There's a reason throwback consoles like and are so popular, and it's not just nostalgia.
It's because actually playing games on classic gaming hardware is kind of a nightmare. Booting up an original Nintendo console is a frustrating ritual of blowing on cartridges and fiddling with reset buttons. Even when it works, it usually looks terrible -- the ancient analog video cables of the 1990s just don't cut it on an HDTV. That's why high-end, third-party enthusiast consoles have been popping up over the past few years -- and Analogue, the king of premium retro gaming, just announced its latest HD retro console: the Analogue Super Nt. Basically, it's a Super Nintendo Entertainment System that looks gorgeous on your HDTV.
That sounds simple, but it's a feat that's actually kind of difficult to pull off. There are tons of retro game consoles on the market, and the shadow of compromise hangs heavy over almost all of them. Most Nt Mini consoles, both designed to play original NES games, were among the few that actually delivered on the promise of a high-end, no-compromise retro gaming experience. Now the company's Super Nt wants to do the same thing for the Super Nintendo Entertainment System., but they tend to have limited compatibility, incorrect color pallets or poor sound reproduction. Analogue's Nt and
At its core, the Super Nt promises to be the most authentic SNES experience you can have without hooking the original hardware up to an ancient CRT display. Analogue uses a custom FPGA (field programmable gate array) chip to perfectly replicate the internal workings of original hardware. It sounds a bit like software emulation, but it's not. It uses a custom processor to recreate the hardware architecture of the original console to an exact degree. The end result, at least for Analogue's last console, was a system that played retro games perfectly and piped them out to a modern display in full 1080p.
The Super Nt seems to be on track to do the same thing for Nintendo's 16-bit library -- but it's not quite the same beast as its predecessors. Specifically, it seems to be a step away from the extremely premium experience Analogue is known for. The company started out by wrapping old Neo Geo MVS consoles in a gorgeous walnut shell. It went on to create the Nt and, premium NES consoles housed in a . Analogue consoles are more than just an incredibly authentic way to play your retro game library -- they're usually works of art unto themselves. The Super Nt, on the other hand, seems to be made out of plastic.
That's not necessarily a bad thing. Analogue's previous consoles were indeed beautiful, but their steep $400 (roughly AU$500 or £300) and $500 (roughly AU$630 or £370) price tags put them well out of reach of most retro gamers. The Super Nt, on the other hand, will be available for $189 (roughly AU$240 or £140) -- and nixing the premium trappings no doubt plays a major part in keeping the price under $200. The end result, however, is a console that very much looks like it's from the 1990s.

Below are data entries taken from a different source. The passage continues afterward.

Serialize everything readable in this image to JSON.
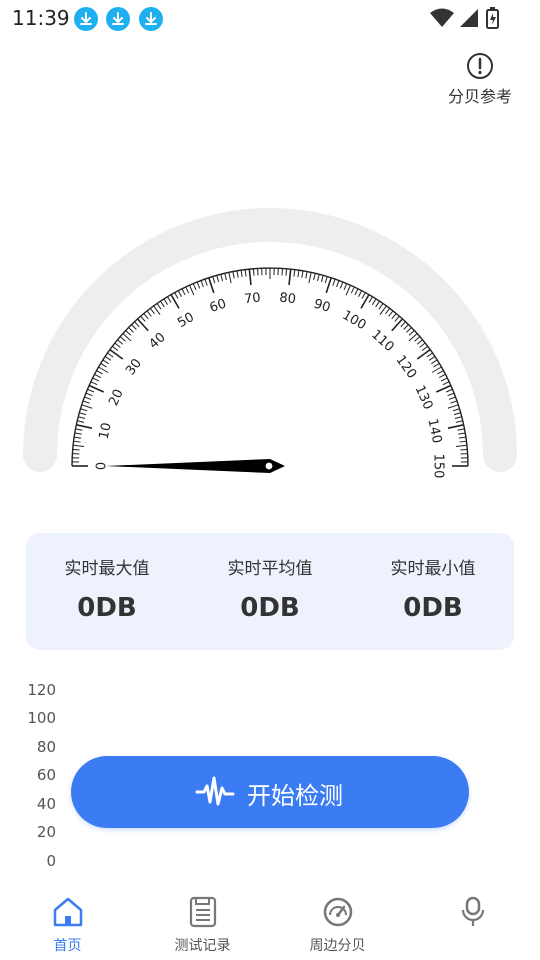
{
  "status_bar": {
    "time": "11:39",
    "download_icons": [
      "download-icon",
      "download-icon",
      "download-icon"
    ],
    "icons": [
      "wifi-icon",
      "signal-icon",
      "battery-icon"
    ]
  },
  "header": {
    "reference_label": "分贝参考",
    "reference_icon": "info-circle-icon"
  },
  "gauge": {
    "scale_min": 0,
    "scale_max": 150,
    "major_step": 10,
    "minor_step": 1,
    "tick_labels": [
      "0",
      "10",
      "20",
      "30",
      "40",
      "50",
      "60",
      "70",
      "80",
      "90",
      "100",
      "110",
      "120",
      "130",
      "140",
      "150"
    ],
    "current_value": 0
  },
  "stats": {
    "max": {
      "label": "实时最大值",
      "value": "0DB"
    },
    "avg": {
      "label": "实时平均值",
      "value": "0DB"
    },
    "min": {
      "label": "实时最小值",
      "value": "0DB"
    }
  },
  "chart": {
    "y_ticks": [
      "120",
      "100",
      "80",
      "60",
      "40",
      "20",
      "0"
    ]
  },
  "start_button": {
    "label": "开始检测",
    "icon": "waveform-icon"
  },
  "bottom_nav": {
    "items": [
      {
        "label": "首页",
        "icon": "home-icon",
        "active": true
      },
      {
        "label": "测试记录",
        "icon": "save-list-icon",
        "active": false
      },
      {
        "label": "周边分贝",
        "icon": "speedometer-icon",
        "active": false
      },
      {
        "label": "",
        "icon": "microphone-icon",
        "active": false
      }
    ]
  },
  "colors": {
    "accent": "#3c7cf3",
    "card_bg": "#edf2fd",
    "gauge_track": "#eeeeee",
    "download_badge": "#1fb0ef"
  }
}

Even so, Analogue told CNET that the Super Nt is still a premium product, and that each of the console's four models (in classic SNES, Japanese Super Famicom colors, black and transparent flavors) are "designed and built like a tank," and are intended to last a lifetime.
The Super Nt is designed to be a perfect replication of Nintendo's original SNES, but modern technology does keep it from being fully compatible with a few games -- if you own anything that uses the SNES' Super Scope light gun, you're out of luck. That trick only works on older CRT televisions, and the Super Nt only has HDMI output. Bummer.
The Super Nt is set to launch in February, but preorders start today. That's a bit of a wait -- but if you want a modern Super Nintendo gaming experience with the ability to play the games the SNES Classic Edition doesn't come with, it might be something worth thinking about.